But Solano and Fee suggested that was just another lie, saying he exposed his family to legal trouble by putting his companies in their names and then committing tax evasion and other crimes.

“Was the real concern about yourself?” Solano said.

Under the cooperation deal, prosecutors won’t investigate or prosecute Uribe further, and neither will the federal Department of Justice’s tax division. Uribe has pleaded guilty to bribery, wire fraud, conspiracy, obstruction of justice, and related offenses. His sentencing is scheduled for Friday.

Menendez defense team blasts prosecution’s star witness as ‘a very good liar’
Federal prosecutors say Nadine Menendez received this Mercedes Benz convertible as a bribe from Jose Uribe. (Courtesy of U.S. Attorney’s Office, Southern District of New York)

What jurors won’t hear

Some of the points defense attorneys tried to make on cross-examination might have little impact on the trial because Uribe repeatedly professed to have no memory of what they asked about.

At least 80 times Tuesday, he said some variation of “I have no recollection of that.” Jurors are supposed to consider only witnesses’ answers in their deliberations, and not attorneys’ questions or comments.
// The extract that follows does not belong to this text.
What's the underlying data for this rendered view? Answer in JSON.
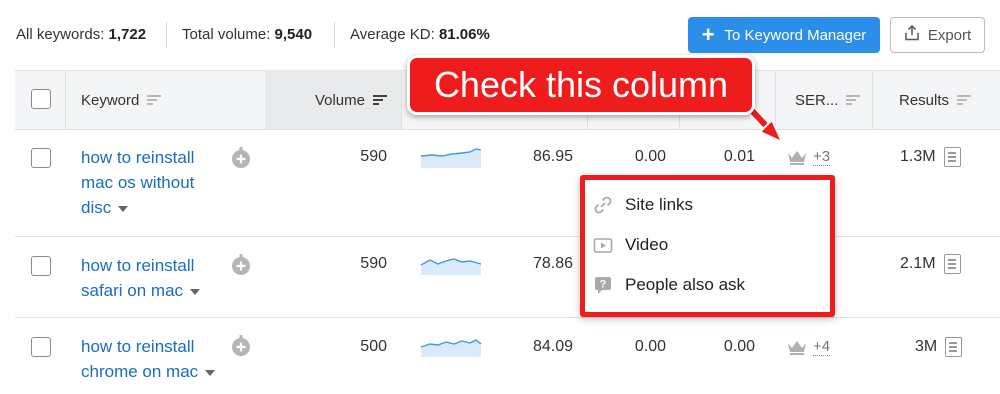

Uribe told jurors he couldn’t remember how many victims he fleeced in his 2011 insurance fraud case (seven), how much he took from them ($76,819), or how lawsuits against his companies unfolded. Testimony showed that Hana was one of the businessmen whose companies failed after Uribe took their money for insurance premiums but failed to secure policies for them, according to the cross-examination. But Uribe said he didn’t remember that either.

Defense attorneys wanted to tell jurors about Uribe’s past failures to pay child support and credit card bills, as well as his conduct at strip clubs, which Lawrence Lustberg, one of Hana’s defense attorneys, didn’t detail but described as “absolutely antithetical to the family values Mr. Uribe has expressed.”

Such details would undermine his claim that everything he does is for the benefit of his family and show his lying and criminal troubles were “not an isolated incident but continuous conduct,” Lustberg and Solano said.

But Stein refused to allow any of it, calling it prejudicial, personal, and potentially confusing to the jury.

Tuesday’s testimony revealed a few scandalous details, including Fee’s revelation that Menendez had broken off his relationship with Nadine Menendez in December 2018 “because she was causing too much drama.”

Fee has said that Nadine concealed the bribes she’s accused of taking, and asked Uribe if he concealed his criminal history from Menendez for similar reasons — to get what he wanted from one of New Jersey’s most powerful public officials.

“If you had told him these things, he would have stood up and walked out of the room,” Fee said, prompting an objection from prosecutors that Stein sustained.

Uribe is expected to take the stand for a fourth day Wednesday, when Fee will continue his cross-examination. The trial is expected to last into the first week of July.